In December, the ECB said the bills were ready for a makeover, announcing a design and consultation process with help from the public. A decision is expected in 2024.

“After 20 years, it’s time to review the look of our banknotes to make them more relatable to Europeans of all ages and backgrounds,” Lagarde said.

Euro banknotes are “here to stay”, she said, although the ECB is also considering creating a digital euro in step with other central banks around the globe.

While the dollar still reigns supreme across the globe, the euro is now the world’s second most-used currency, accounting for 20 percent of global foreign exchange reserves compared to 60 percent for the US greenback.

Von der Leyen, in a video statement, said: “We are the biggest player in the world trade and nearly half of this trade takes place in euros.”

‘Valuable lessons’

The eurozone faced an existential threat a decade ago when it was rocked by a debt crisis that began in Greece and spread to other countries. Greece, Ireland, Portugal, Spain and Cyprus were saved through bailouts in return for austerity measures, and the euro stepped back from the brink.

Members of the Eurogroup of finance ministers said in a joint article they learned “valuable lessons” from that experience that enabled their euro-using nations to swiftly respond to fall-out from the coronavirus pandemic.

As the Covid crisis savaged economies, EU countries rolled out huge stimulus programmes while the ECB deployed a huge bond-buying scheme to keep borrowing costs low.

Yanis Varoufakis, now leader of the DiEM 25 party who resigned as Greek finance minister during the debt crisis, remains a sharp critic of the euro. Varoufakis told the Democracy in Europe Movement 25 website that the euro may seem to make sense in calm periods because borrowing costs are lower and there are no exchange rates.

But retaining a nation’s currency is like “automobile assurance,” he said, as people do not know its value until there is a road accident.
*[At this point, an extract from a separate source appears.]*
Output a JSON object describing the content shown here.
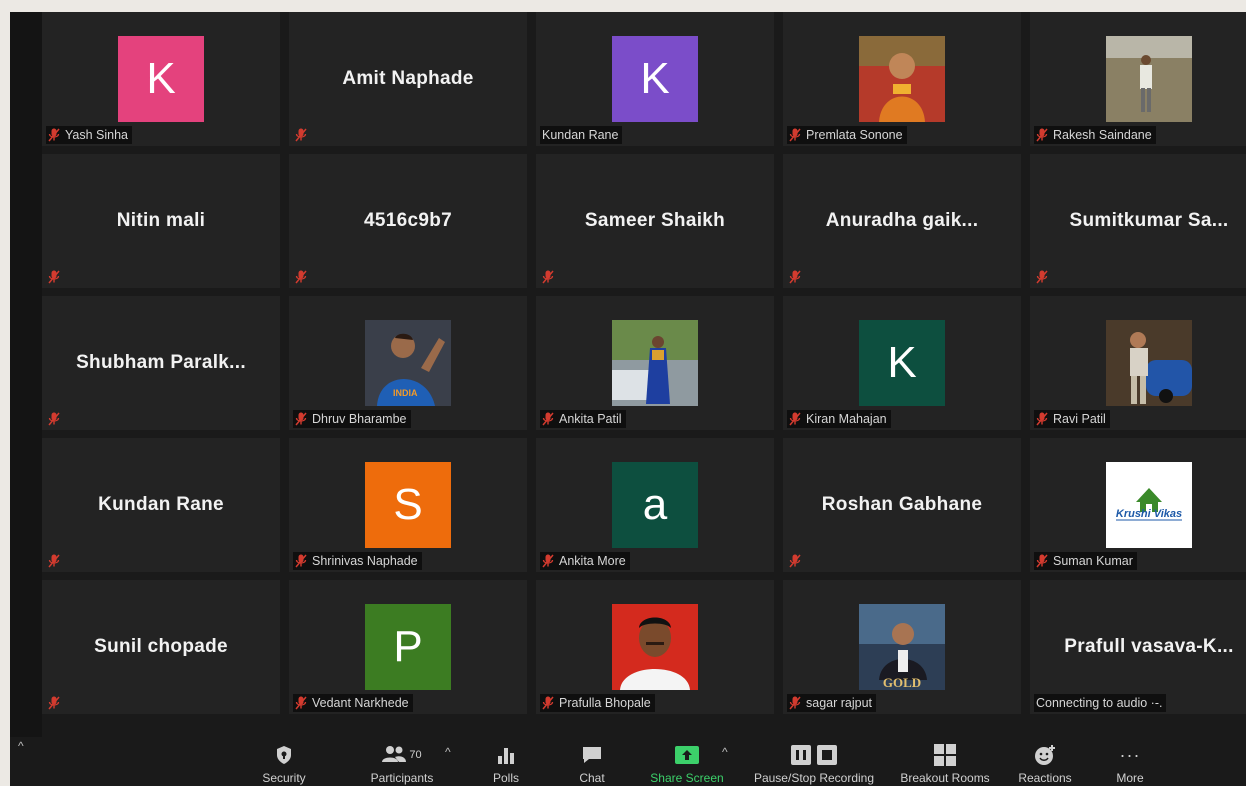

In fact, he charged, the euro increases the risk of having an accident.

SHOW COMMENTS